- [What to produce] With pictures omitted, output the records below exactly as they appear.

- [Information given]
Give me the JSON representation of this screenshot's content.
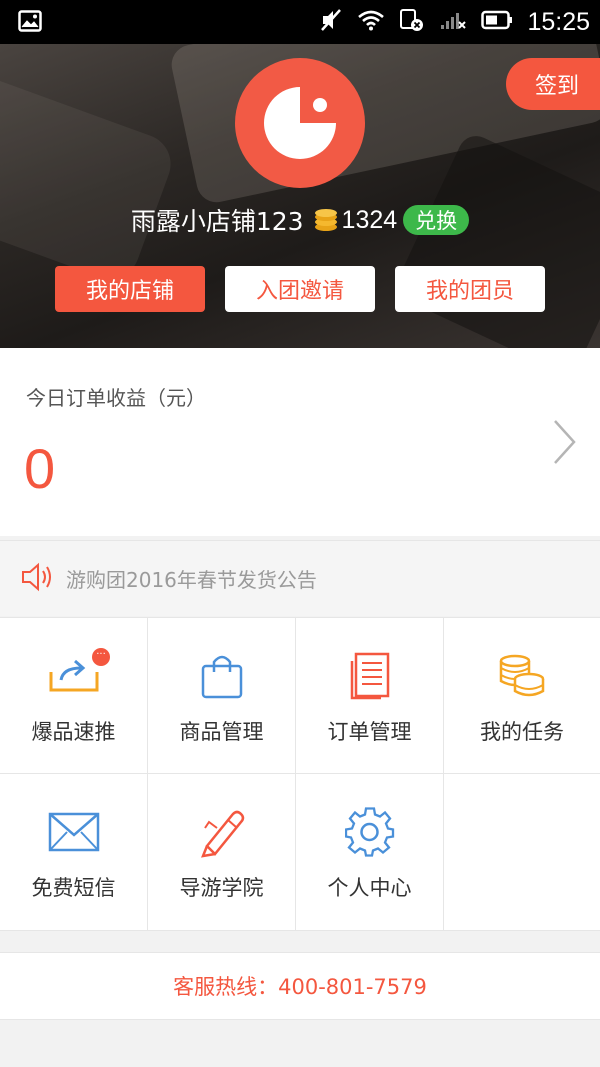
{
  "status_bar": {
    "time": "15:25",
    "icons": [
      "image-icon",
      "mute-icon",
      "wifi-icon",
      "sim-icon",
      "signal-icon",
      "battery-icon"
    ]
  },
  "header": {
    "sign_in_label": "签到",
    "shop_name": "雨露小店铺123",
    "points": "1324",
    "exchange_label": "兑换",
    "buttons": [
      "我的店铺",
      "入团邀请",
      "我的团员"
    ]
  },
  "earnings": {
    "label": "今日订单收益（元）",
    "value": "0"
  },
  "notice": {
    "text": "游购团2016年春节发货公告"
  },
  "grid": {
    "items": [
      {
        "label": "爆品速推",
        "icon": "share-icon"
      },
      {
        "label": "商品管理",
        "icon": "shopping-bag-icon"
      },
      {
        "label": "订单管理",
        "icon": "document-icon"
      },
      {
        "label": "我的任务",
        "icon": "coins-icon"
      },
      {
        "label": "免费短信",
        "icon": "envelope-icon"
      },
      {
        "label": "导游学院",
        "icon": "pencil-icon"
      },
      {
        "label": "个人中心",
        "icon": "gear-icon"
      }
    ],
    "badge_text": "···"
  },
  "hotline": {
    "text": "客服热线：400-801-7579"
  },
  "colors": {
    "accent": "#f4573f",
    "green": "#3db84a",
    "orange": "#f5a623",
    "blue": "#4a90d9"
  }
}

- [Answer section]
Give me the JSON representation of this screenshot's content.
{
  "status_bar": {
    "time": "15:25",
    "icons": [
      "image-icon",
      "mute-icon",
      "wifi-icon",
      "sim-icon",
      "signal-icon",
      "battery-icon"
    ]
  },
  "header": {
    "sign_in_label": "签到",
    "shop_name": "雨露小店铺123",
    "points": "1324",
    "exchange_label": "兑换",
    "buttons": [
      "我的店铺",
      "入团邀请",
      "我的团员"
    ]
  },
  "earnings": {
    "label": "今日订单收益（元）",
    "value": "0"
  },
  "notice": {
    "text": "游购团2016年春节发货公告"
  },
  "grid": {
    "items": [
      {
        "label": "爆品速推",
        "icon": "share-icon"
      },
      {
        "label": "商品管理",
        "icon": "shopping-bag-icon"
      },
      {
        "label": "订单管理",
        "icon": "document-icon"
      },
      {
        "label": "我的任务",
        "icon": "coins-icon"
      },
      {
        "label": "免费短信",
        "icon": "envelope-icon"
      },
      {
        "label": "导游学院",
        "icon": "pencil-icon"
      },
      {
        "label": "个人中心",
        "icon": "gear-icon"
      }
    ],
    "badge_text": "···"
  },
  "hotline": {
    "text": "客服热线：400-801-7579"
  },
  "colors": {
    "accent": "#f4573f",
    "green": "#3db84a",
    "orange": "#f5a623",
    "blue": "#4a90d9"
  }
}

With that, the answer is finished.